Article written by Cory Garfin and listed on the YOUmedia network site (http://youmedia.org/youth-team-workshop-leaders-build-new-nashville-learning-lab) featuring GHP Project Manager Dominique Arrieta.
Teens in Nashville got a chance recently to whet their appetite for architecture, get involved in creating a part of their city, and have a say in what the soon-to-open YOUmedia space in the city will look like. The site, a center of hands-on learning with digital media in the Nashville Public Library, is in the planning stages this year, and a group of approximately 10-12 local youth are helping to design the physical elements of the new space with help from lead architect Dominique Arrieta and Associate Professor at Vanderbilt University Kevin Leander. The teens are not only choosing the technology and amenities that will be available in the space, but also designing the logistics of its potential infrastructure using online design programs.
“We try to make it their space, something they’re proud of,” said Arrieta, “which is especially important in libraries because it’s their choice to be there.”
The teens are taking part in 13 workshop sessions, covering topics such as augmented reality, and space relations between physical and virtual worlds. The students are using Minecraft, the digital game in which users build and break down structures by moving computer-generated blocks, to practice building the structures they’ve designed.
Leander described Minecraft as “writing on the surface of a virtual earth,” and said he was surprised by how adept his students were at the game. “It’s really astounding to me,” he said, adding that the game has become a kind of literacy in itself. Arrieta explained that they’ve also been using the game to role play the relationship between client and designer.
“It’s very exciting,” said Arrieta. “We’re trying to challenge them and to use other tools,” including Google SketchUp, which allows students to build 3D models.

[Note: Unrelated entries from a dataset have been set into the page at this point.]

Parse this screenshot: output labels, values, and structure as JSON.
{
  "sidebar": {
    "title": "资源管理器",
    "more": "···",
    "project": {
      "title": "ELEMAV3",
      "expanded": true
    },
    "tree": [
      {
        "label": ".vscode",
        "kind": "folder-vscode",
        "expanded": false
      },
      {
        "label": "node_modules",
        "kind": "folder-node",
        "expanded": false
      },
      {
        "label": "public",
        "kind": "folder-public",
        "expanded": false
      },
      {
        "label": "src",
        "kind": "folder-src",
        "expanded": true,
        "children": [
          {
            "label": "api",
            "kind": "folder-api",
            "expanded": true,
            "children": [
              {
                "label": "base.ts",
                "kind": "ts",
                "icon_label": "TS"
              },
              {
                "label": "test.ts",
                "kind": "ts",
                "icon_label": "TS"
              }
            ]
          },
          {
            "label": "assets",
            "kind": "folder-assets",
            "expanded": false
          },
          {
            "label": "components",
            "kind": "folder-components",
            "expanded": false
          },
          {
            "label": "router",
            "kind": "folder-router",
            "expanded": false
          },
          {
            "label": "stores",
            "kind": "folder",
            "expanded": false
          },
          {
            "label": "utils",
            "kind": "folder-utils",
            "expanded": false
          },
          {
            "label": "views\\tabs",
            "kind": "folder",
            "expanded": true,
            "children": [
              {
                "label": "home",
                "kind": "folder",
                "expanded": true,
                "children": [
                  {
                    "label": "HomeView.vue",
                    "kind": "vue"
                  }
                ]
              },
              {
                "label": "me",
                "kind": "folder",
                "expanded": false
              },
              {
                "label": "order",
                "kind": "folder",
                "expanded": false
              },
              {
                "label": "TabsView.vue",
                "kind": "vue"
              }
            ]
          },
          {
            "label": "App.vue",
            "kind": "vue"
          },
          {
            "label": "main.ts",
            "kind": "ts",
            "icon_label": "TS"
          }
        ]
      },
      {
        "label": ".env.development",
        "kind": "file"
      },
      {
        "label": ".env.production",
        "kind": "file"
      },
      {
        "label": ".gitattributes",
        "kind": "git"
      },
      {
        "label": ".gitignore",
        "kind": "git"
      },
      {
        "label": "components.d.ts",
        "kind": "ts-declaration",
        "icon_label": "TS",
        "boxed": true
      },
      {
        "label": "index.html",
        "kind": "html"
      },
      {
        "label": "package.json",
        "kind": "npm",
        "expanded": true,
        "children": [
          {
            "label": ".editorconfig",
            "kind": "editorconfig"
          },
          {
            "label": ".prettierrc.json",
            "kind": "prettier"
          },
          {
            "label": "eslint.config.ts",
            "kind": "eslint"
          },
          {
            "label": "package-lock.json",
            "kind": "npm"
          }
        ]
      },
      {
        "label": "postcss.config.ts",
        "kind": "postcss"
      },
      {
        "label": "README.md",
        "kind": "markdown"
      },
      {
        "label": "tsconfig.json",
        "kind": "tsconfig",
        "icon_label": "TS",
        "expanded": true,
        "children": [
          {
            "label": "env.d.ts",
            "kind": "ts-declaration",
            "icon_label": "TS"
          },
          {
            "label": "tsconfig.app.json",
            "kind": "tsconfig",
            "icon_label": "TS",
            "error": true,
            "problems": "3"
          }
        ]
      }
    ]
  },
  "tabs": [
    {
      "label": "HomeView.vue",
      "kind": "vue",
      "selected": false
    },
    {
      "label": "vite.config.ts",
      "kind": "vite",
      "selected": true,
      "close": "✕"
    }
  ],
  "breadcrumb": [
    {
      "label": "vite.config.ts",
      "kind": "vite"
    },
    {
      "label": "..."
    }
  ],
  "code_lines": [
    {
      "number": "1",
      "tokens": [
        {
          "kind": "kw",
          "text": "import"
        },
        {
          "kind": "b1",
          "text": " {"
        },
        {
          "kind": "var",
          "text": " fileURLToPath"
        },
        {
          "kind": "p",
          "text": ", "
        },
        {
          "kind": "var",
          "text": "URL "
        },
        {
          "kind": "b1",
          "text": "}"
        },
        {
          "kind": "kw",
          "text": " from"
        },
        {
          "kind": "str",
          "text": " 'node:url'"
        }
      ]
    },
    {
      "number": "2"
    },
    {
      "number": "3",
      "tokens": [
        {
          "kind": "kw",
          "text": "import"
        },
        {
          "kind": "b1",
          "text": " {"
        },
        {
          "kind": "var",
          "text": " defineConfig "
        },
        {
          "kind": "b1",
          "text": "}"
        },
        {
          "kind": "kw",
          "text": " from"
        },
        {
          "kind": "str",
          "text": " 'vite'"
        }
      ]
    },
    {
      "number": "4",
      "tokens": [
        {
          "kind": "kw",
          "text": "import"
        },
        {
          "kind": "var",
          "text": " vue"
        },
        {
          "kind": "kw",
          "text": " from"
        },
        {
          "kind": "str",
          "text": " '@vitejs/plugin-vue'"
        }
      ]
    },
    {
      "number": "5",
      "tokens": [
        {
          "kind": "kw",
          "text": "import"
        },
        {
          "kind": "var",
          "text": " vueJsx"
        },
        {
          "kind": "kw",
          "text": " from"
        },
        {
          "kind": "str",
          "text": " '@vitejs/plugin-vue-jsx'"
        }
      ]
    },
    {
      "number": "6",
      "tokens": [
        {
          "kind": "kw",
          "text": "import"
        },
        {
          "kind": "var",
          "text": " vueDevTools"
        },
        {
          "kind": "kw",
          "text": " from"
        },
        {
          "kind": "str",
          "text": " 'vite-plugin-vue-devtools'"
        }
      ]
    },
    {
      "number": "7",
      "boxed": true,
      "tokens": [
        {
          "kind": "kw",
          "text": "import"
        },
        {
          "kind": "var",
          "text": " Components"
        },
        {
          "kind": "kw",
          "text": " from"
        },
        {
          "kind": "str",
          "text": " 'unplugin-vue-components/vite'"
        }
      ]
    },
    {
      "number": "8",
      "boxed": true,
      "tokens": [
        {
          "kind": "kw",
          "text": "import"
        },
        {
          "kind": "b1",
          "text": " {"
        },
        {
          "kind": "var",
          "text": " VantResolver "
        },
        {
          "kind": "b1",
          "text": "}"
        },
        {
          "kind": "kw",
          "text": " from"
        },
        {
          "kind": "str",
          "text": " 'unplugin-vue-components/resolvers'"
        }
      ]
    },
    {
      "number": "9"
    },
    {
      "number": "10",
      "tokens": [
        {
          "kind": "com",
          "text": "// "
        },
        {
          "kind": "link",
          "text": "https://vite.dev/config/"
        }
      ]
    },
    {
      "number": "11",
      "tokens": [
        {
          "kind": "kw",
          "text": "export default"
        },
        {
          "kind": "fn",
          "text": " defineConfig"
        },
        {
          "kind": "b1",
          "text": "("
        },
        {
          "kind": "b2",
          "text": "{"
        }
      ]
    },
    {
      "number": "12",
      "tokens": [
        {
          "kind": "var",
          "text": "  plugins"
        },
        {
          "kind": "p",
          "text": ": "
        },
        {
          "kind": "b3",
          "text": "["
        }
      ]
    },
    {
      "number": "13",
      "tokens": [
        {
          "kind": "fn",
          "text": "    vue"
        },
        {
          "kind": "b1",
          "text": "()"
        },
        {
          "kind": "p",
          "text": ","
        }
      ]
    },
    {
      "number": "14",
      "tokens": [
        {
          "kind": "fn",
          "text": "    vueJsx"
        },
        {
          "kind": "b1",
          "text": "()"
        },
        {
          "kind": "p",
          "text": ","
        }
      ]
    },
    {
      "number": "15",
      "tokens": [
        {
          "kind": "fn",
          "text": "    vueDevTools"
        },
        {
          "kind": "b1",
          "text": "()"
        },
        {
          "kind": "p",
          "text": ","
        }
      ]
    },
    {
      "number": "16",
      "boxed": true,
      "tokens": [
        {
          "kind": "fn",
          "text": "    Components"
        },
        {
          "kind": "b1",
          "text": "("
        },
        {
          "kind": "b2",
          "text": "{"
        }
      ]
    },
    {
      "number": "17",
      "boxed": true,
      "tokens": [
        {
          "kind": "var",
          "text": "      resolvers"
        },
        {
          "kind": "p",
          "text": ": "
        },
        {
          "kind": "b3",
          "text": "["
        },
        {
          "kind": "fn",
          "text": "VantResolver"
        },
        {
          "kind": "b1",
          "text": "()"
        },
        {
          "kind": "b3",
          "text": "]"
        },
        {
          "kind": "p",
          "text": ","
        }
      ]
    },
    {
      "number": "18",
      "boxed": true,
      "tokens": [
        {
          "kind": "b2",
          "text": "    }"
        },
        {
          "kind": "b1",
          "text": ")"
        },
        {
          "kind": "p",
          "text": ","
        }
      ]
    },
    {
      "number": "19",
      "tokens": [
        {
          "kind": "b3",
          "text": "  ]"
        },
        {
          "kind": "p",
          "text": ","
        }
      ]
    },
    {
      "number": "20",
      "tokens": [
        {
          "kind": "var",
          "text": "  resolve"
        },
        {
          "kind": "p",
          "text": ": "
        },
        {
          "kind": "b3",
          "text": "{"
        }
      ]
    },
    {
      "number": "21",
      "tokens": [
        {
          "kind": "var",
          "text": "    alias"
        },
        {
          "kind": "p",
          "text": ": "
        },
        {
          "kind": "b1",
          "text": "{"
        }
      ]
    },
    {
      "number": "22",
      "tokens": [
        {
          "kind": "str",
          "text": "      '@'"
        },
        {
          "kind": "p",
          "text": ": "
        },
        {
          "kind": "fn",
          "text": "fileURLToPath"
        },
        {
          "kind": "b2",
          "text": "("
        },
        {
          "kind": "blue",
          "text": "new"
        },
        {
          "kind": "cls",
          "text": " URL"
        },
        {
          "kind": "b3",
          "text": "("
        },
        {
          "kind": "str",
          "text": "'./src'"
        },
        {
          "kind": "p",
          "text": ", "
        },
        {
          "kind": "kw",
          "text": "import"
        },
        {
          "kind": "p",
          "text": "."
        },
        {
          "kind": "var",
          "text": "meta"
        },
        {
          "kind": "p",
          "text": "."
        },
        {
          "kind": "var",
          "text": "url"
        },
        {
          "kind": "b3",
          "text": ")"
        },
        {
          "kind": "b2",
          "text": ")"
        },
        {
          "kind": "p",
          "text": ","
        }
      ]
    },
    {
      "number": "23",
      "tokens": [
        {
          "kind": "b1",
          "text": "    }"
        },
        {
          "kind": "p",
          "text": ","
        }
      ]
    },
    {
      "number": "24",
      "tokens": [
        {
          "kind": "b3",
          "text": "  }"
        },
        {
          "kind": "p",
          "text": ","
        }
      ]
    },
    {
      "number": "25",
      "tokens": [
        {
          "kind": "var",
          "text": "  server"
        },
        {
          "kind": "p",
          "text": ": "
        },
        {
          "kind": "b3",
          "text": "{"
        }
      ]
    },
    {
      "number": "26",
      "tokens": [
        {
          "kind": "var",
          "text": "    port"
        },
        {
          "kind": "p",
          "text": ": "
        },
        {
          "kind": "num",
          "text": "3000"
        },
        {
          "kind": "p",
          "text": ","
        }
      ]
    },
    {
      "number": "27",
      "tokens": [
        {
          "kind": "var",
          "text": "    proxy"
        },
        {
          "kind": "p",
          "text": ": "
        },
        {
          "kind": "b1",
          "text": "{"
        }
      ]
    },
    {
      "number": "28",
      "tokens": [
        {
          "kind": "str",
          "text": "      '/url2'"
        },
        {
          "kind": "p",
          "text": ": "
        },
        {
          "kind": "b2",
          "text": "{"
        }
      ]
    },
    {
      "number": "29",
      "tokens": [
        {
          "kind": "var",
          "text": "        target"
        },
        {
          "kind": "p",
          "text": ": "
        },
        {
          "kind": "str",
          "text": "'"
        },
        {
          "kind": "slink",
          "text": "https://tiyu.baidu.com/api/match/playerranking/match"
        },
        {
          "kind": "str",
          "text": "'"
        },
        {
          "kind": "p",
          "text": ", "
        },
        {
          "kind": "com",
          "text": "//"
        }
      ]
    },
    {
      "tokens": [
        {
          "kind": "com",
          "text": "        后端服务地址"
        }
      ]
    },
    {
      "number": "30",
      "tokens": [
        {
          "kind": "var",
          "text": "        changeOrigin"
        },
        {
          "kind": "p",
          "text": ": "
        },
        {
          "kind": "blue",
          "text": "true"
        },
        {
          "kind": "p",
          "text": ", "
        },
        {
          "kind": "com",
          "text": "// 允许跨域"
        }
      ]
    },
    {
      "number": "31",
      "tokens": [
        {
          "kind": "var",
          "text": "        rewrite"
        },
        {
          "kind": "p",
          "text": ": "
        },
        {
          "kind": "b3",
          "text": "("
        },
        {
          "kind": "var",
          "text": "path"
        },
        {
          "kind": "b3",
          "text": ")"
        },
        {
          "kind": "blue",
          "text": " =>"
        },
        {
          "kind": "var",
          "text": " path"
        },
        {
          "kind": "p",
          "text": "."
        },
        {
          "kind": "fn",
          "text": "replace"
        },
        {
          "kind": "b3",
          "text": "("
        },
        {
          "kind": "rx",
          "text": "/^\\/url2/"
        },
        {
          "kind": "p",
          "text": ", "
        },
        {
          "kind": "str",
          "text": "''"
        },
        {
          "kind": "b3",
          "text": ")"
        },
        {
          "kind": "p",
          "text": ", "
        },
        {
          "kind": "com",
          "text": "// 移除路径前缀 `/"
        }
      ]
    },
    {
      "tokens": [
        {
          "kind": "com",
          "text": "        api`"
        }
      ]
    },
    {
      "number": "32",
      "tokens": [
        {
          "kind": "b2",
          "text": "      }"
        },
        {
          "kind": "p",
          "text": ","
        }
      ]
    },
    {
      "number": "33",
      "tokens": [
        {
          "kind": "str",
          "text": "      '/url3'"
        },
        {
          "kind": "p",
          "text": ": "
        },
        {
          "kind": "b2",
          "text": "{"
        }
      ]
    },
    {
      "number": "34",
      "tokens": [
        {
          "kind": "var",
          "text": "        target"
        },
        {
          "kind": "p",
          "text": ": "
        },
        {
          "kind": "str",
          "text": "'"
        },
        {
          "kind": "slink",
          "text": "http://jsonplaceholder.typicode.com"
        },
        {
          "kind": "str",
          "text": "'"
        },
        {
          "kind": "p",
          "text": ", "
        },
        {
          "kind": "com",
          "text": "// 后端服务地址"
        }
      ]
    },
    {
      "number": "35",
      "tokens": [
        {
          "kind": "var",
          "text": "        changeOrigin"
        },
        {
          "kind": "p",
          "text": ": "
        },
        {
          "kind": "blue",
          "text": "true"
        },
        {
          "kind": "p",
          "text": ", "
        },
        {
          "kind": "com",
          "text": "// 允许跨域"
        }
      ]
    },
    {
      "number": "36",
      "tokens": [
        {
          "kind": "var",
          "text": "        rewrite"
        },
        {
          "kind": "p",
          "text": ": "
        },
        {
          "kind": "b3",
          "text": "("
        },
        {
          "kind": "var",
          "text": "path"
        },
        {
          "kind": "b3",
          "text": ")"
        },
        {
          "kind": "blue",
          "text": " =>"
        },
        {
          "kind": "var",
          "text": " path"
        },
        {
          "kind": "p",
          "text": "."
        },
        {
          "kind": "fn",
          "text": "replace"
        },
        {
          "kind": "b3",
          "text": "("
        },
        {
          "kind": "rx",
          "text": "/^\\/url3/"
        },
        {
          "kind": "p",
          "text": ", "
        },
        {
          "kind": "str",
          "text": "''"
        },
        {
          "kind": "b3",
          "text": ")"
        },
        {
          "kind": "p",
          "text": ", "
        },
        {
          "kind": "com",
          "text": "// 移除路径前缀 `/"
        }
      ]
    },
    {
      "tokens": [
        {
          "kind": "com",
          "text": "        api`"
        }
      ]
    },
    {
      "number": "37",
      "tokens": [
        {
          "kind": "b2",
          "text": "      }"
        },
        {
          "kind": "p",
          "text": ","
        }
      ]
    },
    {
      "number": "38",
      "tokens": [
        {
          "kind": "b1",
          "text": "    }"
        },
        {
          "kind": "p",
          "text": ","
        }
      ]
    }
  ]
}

The workshop leaders have also taken students on tours of other spaces, including libraries, to help enrich the ongoing conversation about space and how it affects learning. During these tours, students are asked to pay close attention to the surrounding architecture and the use of physical space in order to gain a better understanding for the spaces that comprise their community. As Leander noted, this collaboration between youth and designers has provided students with a unique learning opportunity where they have a role in creating part of their city.
The upcoming weeks of the mentorship will be dedicated to creating a prioritized “wish list,” by comparing elements that the students would like in their new Learning Lab against square footage and space limitations. Some of the priorities that have been confirmed include a makerspace—a place where teens can tinker and invent—and, in keeping with its Nashville roots, a place for music production and recording.
Leander said that their location is a key component in creating a singular space. “We want the space to be unique to the team we’ve assembled, and unique to Nashville,” said Leander. “We want to do something different where the virtual piece and the physical piece are interwoven.”
Finding a balance between creating the ideal concept, which is still in a developmental phase, and beginning to physically construct the space is one area that, according to Leander, can present some roadblocks.
“You’re trying to bring a lot of imagination and creativity, but also trying to make commitments,” said Leander, “all in order to build a version of a thing no one’s ever seen before. It sort of feels like you’re building a boat while trying to sail it at the same time. At some point, you have to look at each other and say, ‘we’ve actually got to make this thing’.”
For Leander, one of the goals of the workshop is to connect in-school practices and literacies with those commonly cultivated outside of the classroom, and to recognize the role of technology within both settings. The mentoring program also aims to enforce architecture, management, and structural engineering skills, and to expose students to new career paths as well. Arrieta pointed out that engaging youth in these subjects will soon be essential in order to sustain her career, and other STEM-related fields.
“I really feel like it’s important to let them know about these options,” she said. She speaks from experience, She had never considered architecture as a possible career choice until college. “We need more interest in our field. We’re getting to a point where we really need young people.”
The key to engaging these young people is, of course, meeting them where they are, and learning from them. One of the biggest lessons Arrieta said she has learned during this process has been to abandon any preconceived notions about the students and their potential strengths or weaknesses. “We understand that they’re coming from a different skill set,” said Arrieta. “I’ve learned not to guess what they know, or assume anything, and to ask questions.”
The sessions will culminate on March 13 with students’ final presentations to the library board on what they’ve designed over the course of the program. “The overall goal is that, at the end of the day, we want them to produce a three-image document, or floor plan, that describes the intent of the new space,” said Arrieta.
Despite the fact that the YOUmedia space won’t be completed for quite some time, the bubbling excitement for this project is undeniably growing. “Creating spaces like this one is important,” said Leander. “I am really invested in what our students are going to experience.”